## LISTED ENTRIES
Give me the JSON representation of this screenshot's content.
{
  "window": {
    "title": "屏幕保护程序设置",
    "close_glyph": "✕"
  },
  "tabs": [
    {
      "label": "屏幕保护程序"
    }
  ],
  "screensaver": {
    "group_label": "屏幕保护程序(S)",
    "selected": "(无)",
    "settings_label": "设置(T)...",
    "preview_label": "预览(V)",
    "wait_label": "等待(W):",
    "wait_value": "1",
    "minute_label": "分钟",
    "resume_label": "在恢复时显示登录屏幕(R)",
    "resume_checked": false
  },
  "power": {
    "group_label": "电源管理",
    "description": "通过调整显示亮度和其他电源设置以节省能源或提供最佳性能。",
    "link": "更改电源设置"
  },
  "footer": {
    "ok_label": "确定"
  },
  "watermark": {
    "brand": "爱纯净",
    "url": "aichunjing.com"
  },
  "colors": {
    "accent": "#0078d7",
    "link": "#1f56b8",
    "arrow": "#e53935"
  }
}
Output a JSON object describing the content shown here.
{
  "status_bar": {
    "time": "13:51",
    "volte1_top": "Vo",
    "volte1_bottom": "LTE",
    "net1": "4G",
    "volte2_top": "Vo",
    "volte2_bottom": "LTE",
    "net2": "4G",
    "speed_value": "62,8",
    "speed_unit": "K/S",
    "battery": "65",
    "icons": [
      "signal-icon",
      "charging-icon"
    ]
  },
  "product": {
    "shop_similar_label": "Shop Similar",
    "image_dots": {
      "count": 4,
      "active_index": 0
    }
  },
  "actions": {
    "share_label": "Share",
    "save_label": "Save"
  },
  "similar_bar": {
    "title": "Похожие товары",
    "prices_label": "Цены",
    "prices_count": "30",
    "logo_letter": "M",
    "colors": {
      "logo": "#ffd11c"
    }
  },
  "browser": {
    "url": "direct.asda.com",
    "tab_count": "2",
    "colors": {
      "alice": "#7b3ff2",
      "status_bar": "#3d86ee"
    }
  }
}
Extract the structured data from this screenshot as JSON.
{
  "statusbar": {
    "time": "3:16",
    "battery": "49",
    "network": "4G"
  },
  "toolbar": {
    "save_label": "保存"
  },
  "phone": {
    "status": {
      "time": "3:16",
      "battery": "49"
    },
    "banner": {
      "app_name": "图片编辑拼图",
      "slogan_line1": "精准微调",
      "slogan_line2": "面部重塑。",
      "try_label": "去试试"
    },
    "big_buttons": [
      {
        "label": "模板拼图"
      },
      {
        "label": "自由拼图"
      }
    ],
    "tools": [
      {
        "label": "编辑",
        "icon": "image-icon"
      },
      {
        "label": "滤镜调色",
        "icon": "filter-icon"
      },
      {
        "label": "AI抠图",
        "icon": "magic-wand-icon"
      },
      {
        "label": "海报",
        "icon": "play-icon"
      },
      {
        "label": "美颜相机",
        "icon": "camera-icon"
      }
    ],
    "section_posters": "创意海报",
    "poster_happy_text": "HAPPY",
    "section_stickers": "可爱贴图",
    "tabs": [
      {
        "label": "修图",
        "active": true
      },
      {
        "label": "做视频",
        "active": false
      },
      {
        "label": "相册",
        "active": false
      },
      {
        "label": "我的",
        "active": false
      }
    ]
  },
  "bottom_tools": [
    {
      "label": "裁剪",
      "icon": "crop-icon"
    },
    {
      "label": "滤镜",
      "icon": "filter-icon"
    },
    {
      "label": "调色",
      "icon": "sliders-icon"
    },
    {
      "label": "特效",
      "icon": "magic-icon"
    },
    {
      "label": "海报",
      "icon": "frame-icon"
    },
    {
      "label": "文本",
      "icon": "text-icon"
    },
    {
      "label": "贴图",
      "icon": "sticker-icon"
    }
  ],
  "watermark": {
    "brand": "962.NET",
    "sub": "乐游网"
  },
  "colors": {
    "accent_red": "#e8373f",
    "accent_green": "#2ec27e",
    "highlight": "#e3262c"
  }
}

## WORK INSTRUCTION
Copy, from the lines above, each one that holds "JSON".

## RESPONSE TO THE TASK
Give me the JSON representation of this screenshot's content.
Output a JSON object describing the content shown here.
Extract the structured data from this screenshot as JSON.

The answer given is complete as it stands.